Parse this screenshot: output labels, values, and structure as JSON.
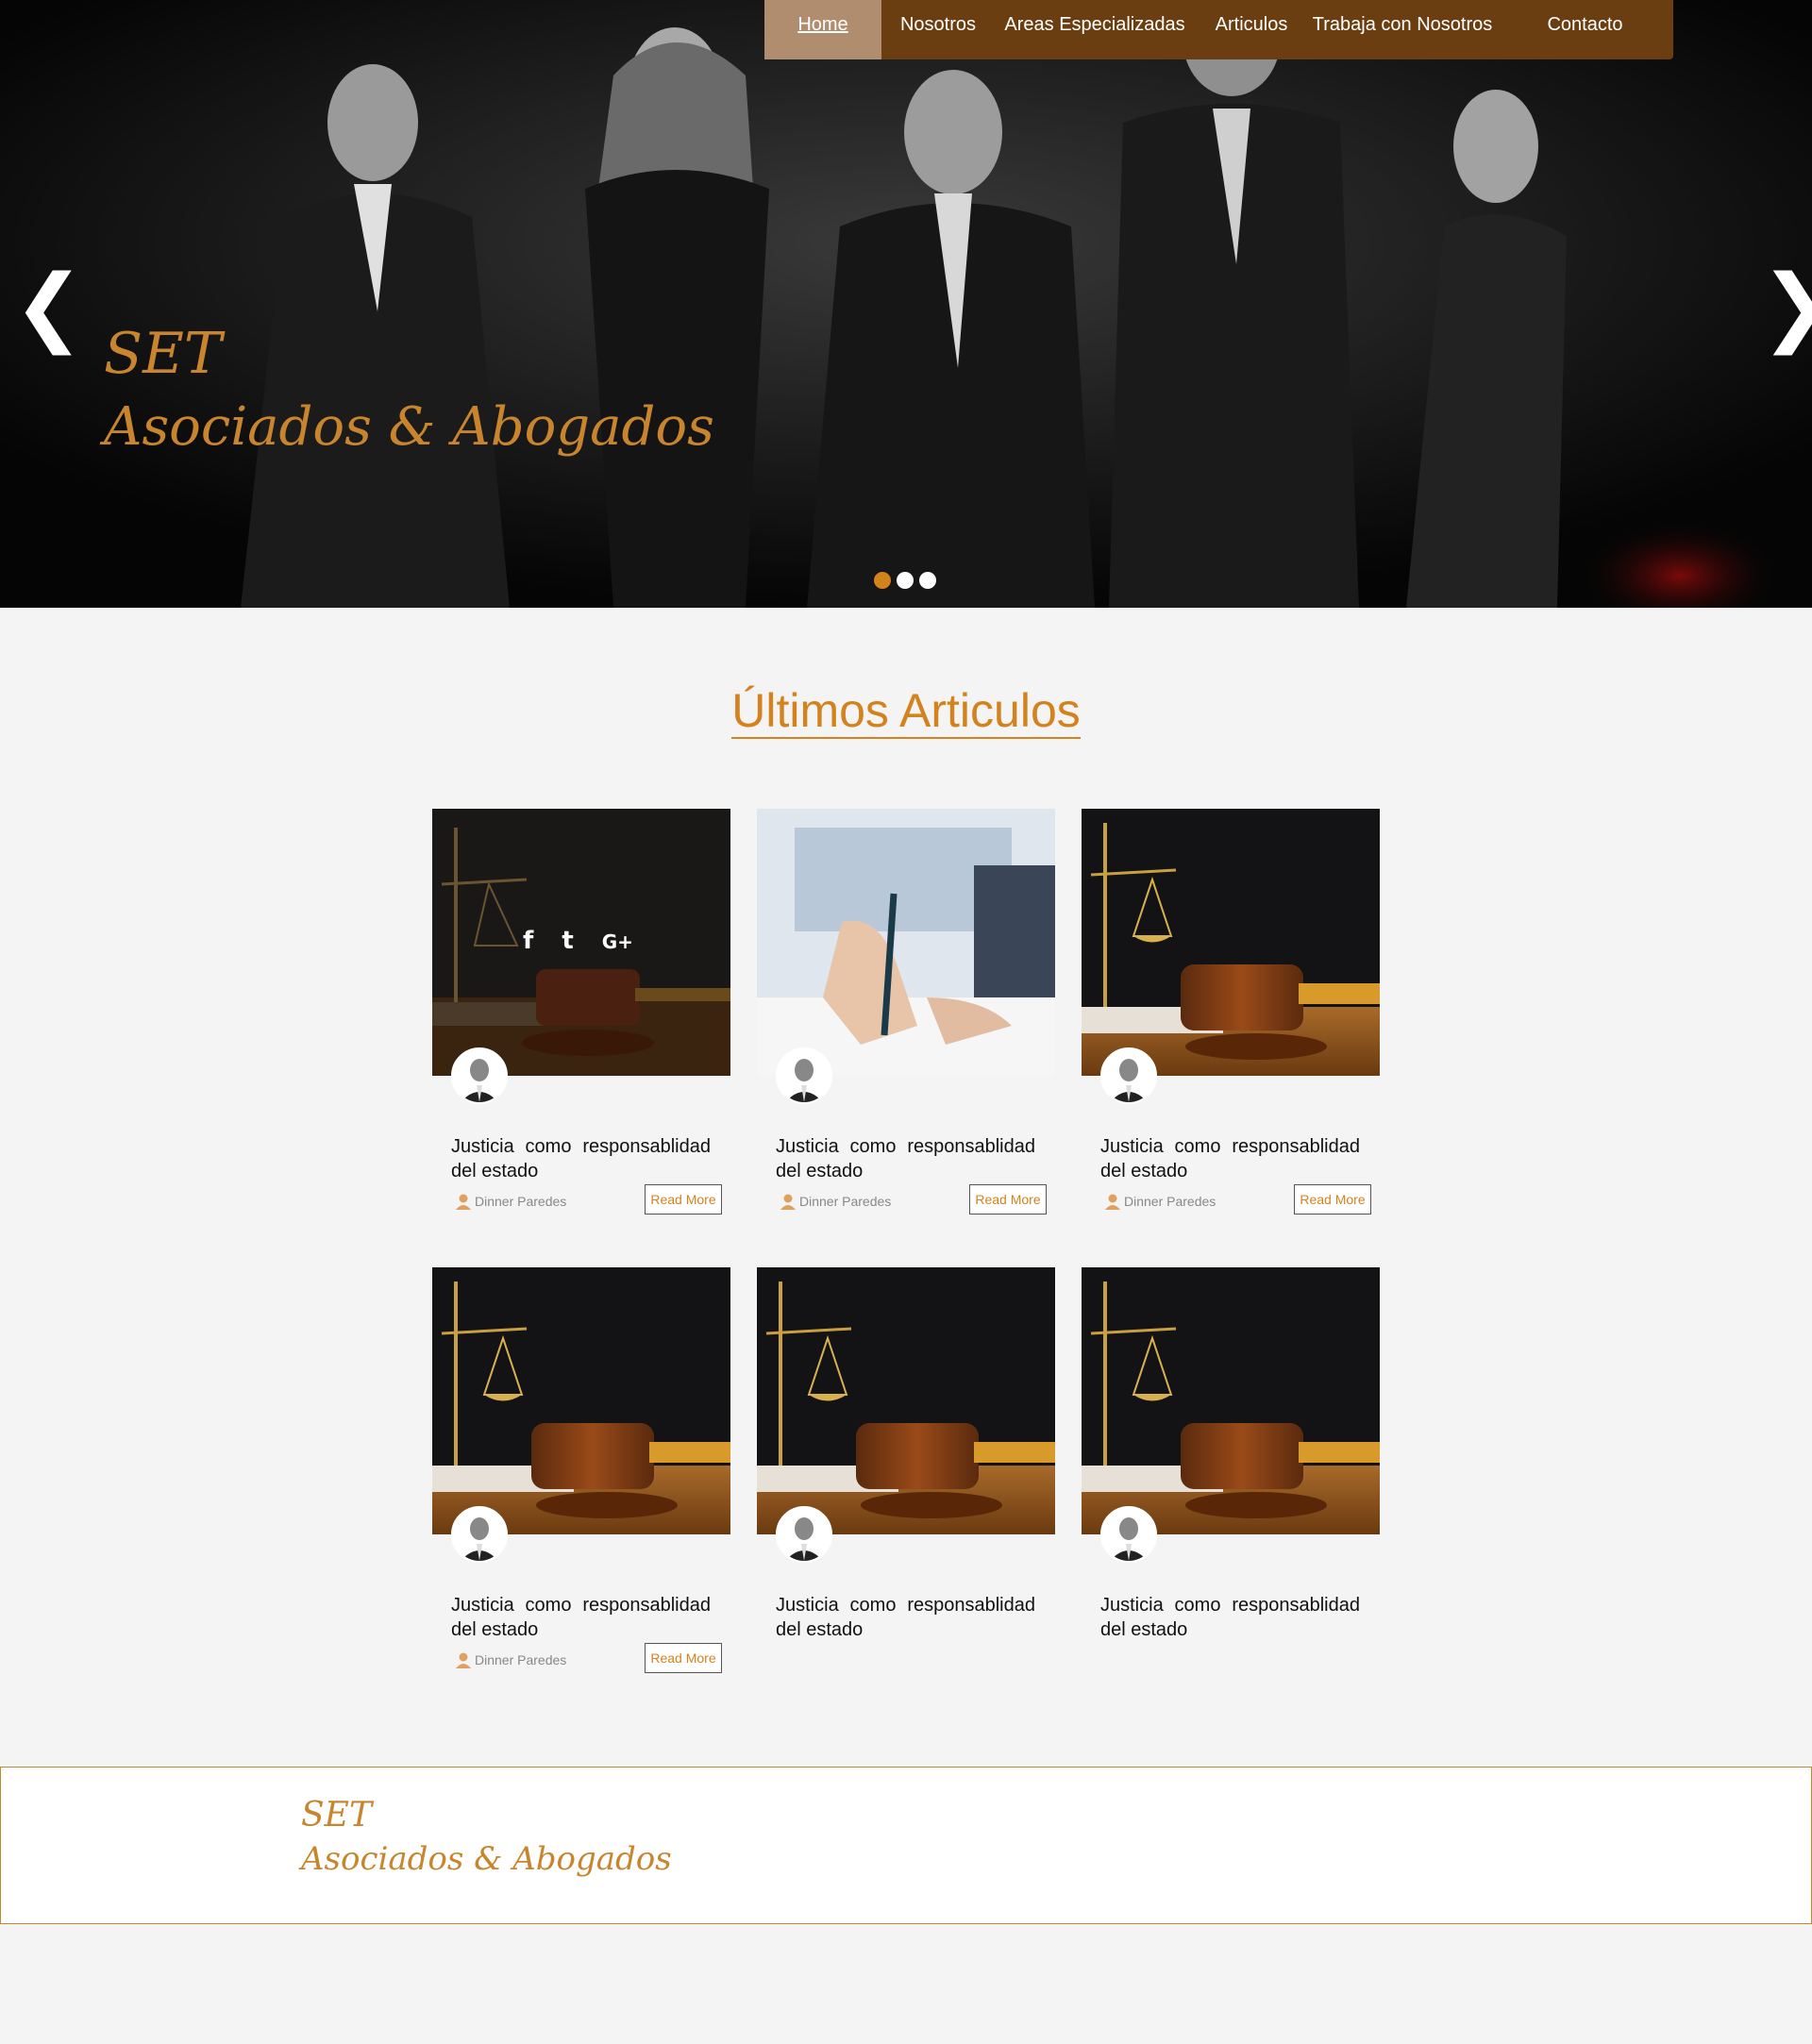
{
  "nav": {
    "items": [
      {
        "label": "Home"
      },
      {
        "label": "Nosotros"
      },
      {
        "label": "Areas Especializadas"
      },
      {
        "label": "Articulos"
      },
      {
        "label": "Trabaja con Nosotros"
      },
      {
        "label": "Contacto"
      }
    ],
    "active": "Home"
  },
  "hero": {
    "brand_line1": "SET",
    "brand_line2": "Asociados & Abogados",
    "prev_arrow": "❮",
    "next_arrow": "❯",
    "slides": 3,
    "active_slide": 1
  },
  "articles": {
    "section_title": "Últimos Articulos",
    "cards": [
      {
        "title": "Justicia como responsablidad del estado",
        "author": "Dinner Paredes",
        "read_more": "Read More",
        "image": "gavel-dark-hover",
        "social": [
          "f",
          "t",
          "G+"
        ]
      },
      {
        "title": "Justicia como responsablidad del estado",
        "author": "Dinner Paredes",
        "read_more": "Read More",
        "image": "signing-document"
      },
      {
        "title": "Justicia como responsablidad del estado",
        "author": "Dinner Paredes",
        "read_more": "Read More",
        "image": "gavel-scales"
      },
      {
        "title": "Justicia como responsablidad del estado",
        "author": "Dinner Paredes",
        "read_more": "Read More",
        "image": "gavel-scales"
      },
      {
        "title": "Justicia como responsablidad del estado",
        "image": "gavel-scales"
      },
      {
        "title": "Justicia como responsablidad del estado",
        "image": "gavel-scales"
      }
    ]
  },
  "footer": {
    "brand_line1": "SET",
    "brand_line2": "Asociados & Abogados"
  },
  "colors": {
    "accent": "#d4821e",
    "nav_bg": "#6b3e12",
    "nav_active": "#b08d6e"
  }
}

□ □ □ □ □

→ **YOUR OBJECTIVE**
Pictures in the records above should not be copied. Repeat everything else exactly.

→ **SOLUTION TO THE EXERCISE**
Parse this screenshot: output labels, values, and structure as JSON.
{
  "nav": {
    "items": [
      {
        "label": "Home"
      },
      {
        "label": "Nosotros"
      },
      {
        "label": "Areas Especializadas"
      },
      {
        "label": "Articulos"
      },
      {
        "label": "Trabaja con Nosotros"
      },
      {
        "label": "Contacto"
      }
    ],
    "active": "Home"
  },
  "hero": {
    "brand_line1": "SET",
    "brand_line2": "Asociados & Abogados",
    "prev_arrow": "❮",
    "next_arrow": "❯",
    "slides": 3,
    "active_slide": 1
  },
  "articles": {
    "section_title": "Últimos Articulos",
    "cards": [
      {
        "title": "Justicia como responsablidad del estado",
        "author": "Dinner Paredes",
        "read_more": "Read More",
        "image": "gavel-dark-hover",
        "social": [
          "f",
          "t",
          "G+"
        ]
      },
      {
        "title": "Justicia como responsablidad del estado",
        "author": "Dinner Paredes",
        "read_more": "Read More",
        "image": "signing-document"
      },
      {
        "title": "Justicia como responsablidad del estado",
        "author": "Dinner Paredes",
        "read_more": "Read More",
        "image": "gavel-scales"
      },
      {
        "title": "Justicia como responsablidad del estado",
        "author": "Dinner Paredes",
        "read_more": "Read More",
        "image": "gavel-scales"
      },
      {
        "title": "Justicia como responsablidad del estado",
        "image": "gavel-scales"
      },
      {
        "title": "Justicia como responsablidad del estado",
        "image": "gavel-scales"
      }
    ]
  },
  "footer": {
    "brand_line1": "SET",
    "brand_line2": "Asociados & Abogados"
  },
  "colors": {
    "accent": "#d4821e",
    "nav_bg": "#6b3e12",
    "nav_active": "#b08d6e"
  }
}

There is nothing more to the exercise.